◆ Task: What is needed is an exact copy of all the records below.

Data provided below:

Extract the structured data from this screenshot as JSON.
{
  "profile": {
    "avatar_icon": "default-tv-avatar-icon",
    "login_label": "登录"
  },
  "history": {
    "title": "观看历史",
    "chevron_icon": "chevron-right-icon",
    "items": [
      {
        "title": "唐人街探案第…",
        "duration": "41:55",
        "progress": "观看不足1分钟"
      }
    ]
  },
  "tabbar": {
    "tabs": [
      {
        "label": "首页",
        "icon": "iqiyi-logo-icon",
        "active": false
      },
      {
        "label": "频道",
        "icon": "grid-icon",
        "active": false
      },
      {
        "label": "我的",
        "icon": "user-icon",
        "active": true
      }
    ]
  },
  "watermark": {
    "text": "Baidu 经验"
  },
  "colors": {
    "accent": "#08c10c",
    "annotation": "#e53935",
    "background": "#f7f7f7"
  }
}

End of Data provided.

◆ Solved problem:
Extract the structured data from this screenshot as JSON.
{
  "profile": {
    "avatar_icon": "default-tv-avatar-icon",
    "login_label": "登录"
  },
  "history": {
    "title": "观看历史",
    "chevron_icon": "chevron-right-icon",
    "items": [
      {
        "title": "唐人街探案第…",
        "duration": "41:55",
        "progress": "观看不足1分钟"
      }
    ]
  },
  "tabbar": {
    "tabs": [
      {
        "label": "首页",
        "icon": "iqiyi-logo-icon",
        "active": false
      },
      {
        "label": "频道",
        "icon": "grid-icon",
        "active": false
      },
      {
        "label": "我的",
        "icon": "user-icon",
        "active": true
      }
    ]
  },
  "watermark": {
    "text": "Baidu 经验"
  },
  "colors": {
    "accent": "#08c10c",
    "annotation": "#e53935",
    "background": "#f7f7f7"
  }
}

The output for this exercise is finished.